Orthodontics have come a long way in the 20 or so years since many of us had braces ourselves. The experience our kids have with braces is very different from ours, but in an exciting way. Now, there are many more options in addition to metal braces, such as clear aligners, ceramic braces (tooth-colored brackets that look more natural), and lingual braces (braces on the back of the teeth). New advancements in the brackets and wires themselves also allow for less pain and potentially shorter treatment times.
Due to orthodontic treatment being very different from their own, or not having had treatment themselves, we often get lots of questions from parents. To help ease your mind and to brace you for bracing your kids, we’ve answered some of the mostly commonly-asked questions we get from parents.
Who should I take my child to for orthodontic treatment?
First and foremost, all orthodontists are dentists but not all dentists are orthodontists. Both are doctors who help patients with oral hygiene and matters related to the teeth. However, orthodontists attend an additional 2-3 years of training, where they focus solely on complex issues related to the mouth, such as jaw alignment, teeth straightening, malocclusion, improperly spaced teeth and more.
Any type of tooth movement- from the most simple to the highly complex- requires you to see a specialist who has received additional training beyond dental school. Your orthodontist is a specialist and has attended an additional 4,000 – 6,000 hours of intense training to become certified to fix the following problems:
- Crooked smile or teeth
- Misaligned jaws
- Improper bite and chewing
- Underbite or overbite
- Braces, retainers or other corrective devices
Although you don’t want to see your dentist for straightening your child’s teeth, dentists are still an important part of your child’s oral care, and regular dental cleanings will still be necessary during orthodontic treatment.

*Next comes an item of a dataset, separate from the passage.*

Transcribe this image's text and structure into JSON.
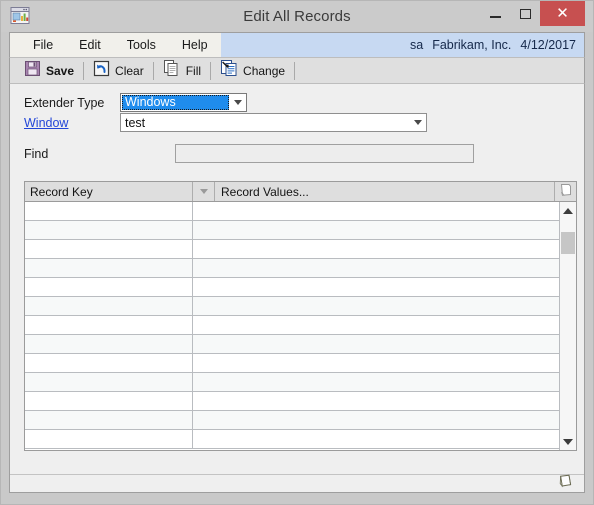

Both your dentist and your orthodontist will work together to make sure your child has a healthy smile, but it is a patient’s job to make sure they are receiving the best possible care for their oral health. While seeing your dentists for orthodontic work may seem convenient or appealing, you should only trust your child’s smile with a certified orthodontic specialist.
How can I tell if my child needs braces?
If your child is showing any of the following signs, you will want to make sure to schedule an orthodontic exam with a certified orthodontic specialist:
- Early or late loss of baby teeth
- Difficulty in chewing or biting
- Mouth breathing
- Thumb sucking
- Crowding, misplaced or blocked-out teeth
- Jaws that shift or make sounds
- Speech difficulties
- Biting the cheek or the roof of the mouth
- Teeth that meet abnormally, or don’t meet at all
- Facial imbalance
- Jaws that are too far forward or back
- Grinding or clenching of the teeth
- Snoring or other signs related to sleep apnea
At what age should I bring my children into the orthodontist?
It is important to assess your child’s orthodontic health early, and it is the recommendation of the American Association of Orthodontists that your child see an orthodontist by age 7. This may seem early to most, but assessment and monitoring early on may reduce the time and extent of treatment once they are ready for braces or other orthodontic appliances.
These are some of the issues we look for in 7-year-old patients:
- Crowding—Monitoring the eruption process (losing baby teeth and growing new permanent teeth) is done during these formative years. Taking appropriate action at the right time can dramatically simplify things later.
- Overbites and underbites—These bite problems can cause the gums to recede on the front teeth if left untreated. Teeth can even become loose and fall out later.
- Narrow upper jaw or posterior crossbite—Some studies have shown that a narrow upper jaw can cause uneven jaw growth if preventative measures aren’t taken early on. More recent studies have shown that expanding the upper jaw can improve the airway and cure sleep apnea.
- Impacted teeth—If left unmanaged, impacted teeth can cause damage to the roots of adjacent teeth
- Upper and Lower Jaw relationships—Can be managed with appliances and could potentially minimize the need for surgery later on in life.
- Oral habits—Harmful oral habits like thumb sucking can cause a bad bite and a narrow upper jaw.
- Improve Appearance—Orthodontic treatment has shown to have a psychological and social benefit. Beyond immediate orthodontics remedies for mouth health, research shows that it can help with self-perceptions and quality of life for your children.
Having your kids see an orthodontist at the right time could help identify any problems that may affect your child’s health and function early on. Secondarily, it could also save you time and money. An early orthodontic appointment will give your orthodontist time to spot current and incoming problems for children and allow them to plan appropriately.
Once permanent teeth have arrived, or if a patient has passed a certain period of growth, it can potentially take more time to treat a given condition. Most orthodontists perform their initial consultations as a courtesy to you so there are generally no charges associated with this first visit. Please ask your orthodontist about their specific policy on fees.
Should I wait to see an orthodontist until my child is referred by their dentist?
Take your child’s oral care into your own hands and don’t wait for a referral from your dentist, as a referral isn’t needed to see an orthodontist. At Wise Orthodontics in Frisco and McKinney Texas, we offer complimentary consultation for all patients. Get started today!
By Dr. Catharine Borders & Dr. John Wise